* [WHAT TO PRODUCE]
Filter the records below for the word "subtitle". Copy each line that holds it.

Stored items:

━━━━━━━━━━━━━━━━

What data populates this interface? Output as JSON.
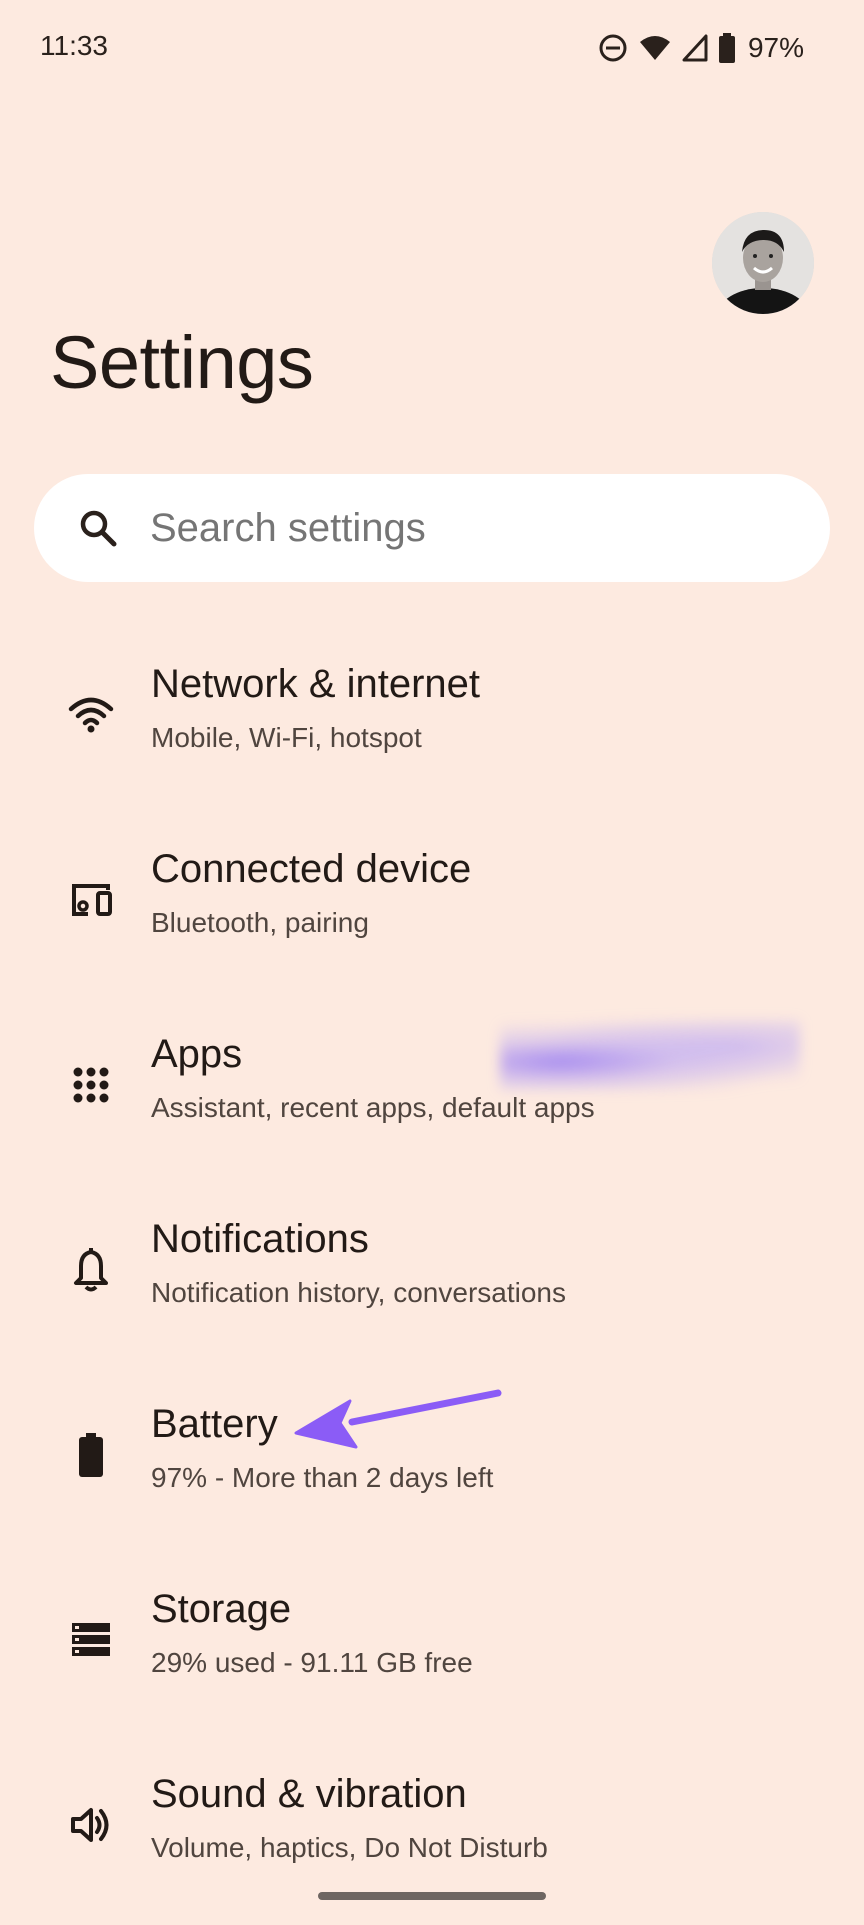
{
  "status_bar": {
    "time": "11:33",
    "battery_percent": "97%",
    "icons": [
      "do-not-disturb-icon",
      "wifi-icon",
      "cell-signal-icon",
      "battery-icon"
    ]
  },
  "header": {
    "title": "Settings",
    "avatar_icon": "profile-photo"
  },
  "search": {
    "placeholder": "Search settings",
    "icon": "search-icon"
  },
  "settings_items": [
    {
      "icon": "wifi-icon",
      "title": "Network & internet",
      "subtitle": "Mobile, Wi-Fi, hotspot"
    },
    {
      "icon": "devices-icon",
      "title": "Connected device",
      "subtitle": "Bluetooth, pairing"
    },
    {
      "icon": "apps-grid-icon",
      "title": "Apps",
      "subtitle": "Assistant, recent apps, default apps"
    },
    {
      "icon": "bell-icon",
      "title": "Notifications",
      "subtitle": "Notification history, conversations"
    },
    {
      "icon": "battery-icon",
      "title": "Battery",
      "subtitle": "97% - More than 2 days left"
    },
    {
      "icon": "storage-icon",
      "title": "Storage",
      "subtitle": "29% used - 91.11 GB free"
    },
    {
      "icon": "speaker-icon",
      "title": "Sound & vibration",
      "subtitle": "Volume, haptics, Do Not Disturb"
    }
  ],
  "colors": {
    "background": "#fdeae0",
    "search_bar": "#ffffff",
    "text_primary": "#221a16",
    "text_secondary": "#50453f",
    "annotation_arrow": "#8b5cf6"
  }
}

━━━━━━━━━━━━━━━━

* [WORKED SOLUTION]
      "subtitle": "Mobile, Wi-Fi, hotspot"
      "subtitle": "Bluetooth, pairing"
      "subtitle": "Assistant, recent apps, default apps"
      "subtitle": "Notification history, conversations"
      "subtitle": "97% - More than 2 days left"
      "subtitle": "29% used - 91.11 GB free"
      "subtitle": "Volume, haptics, Do Not Disturb"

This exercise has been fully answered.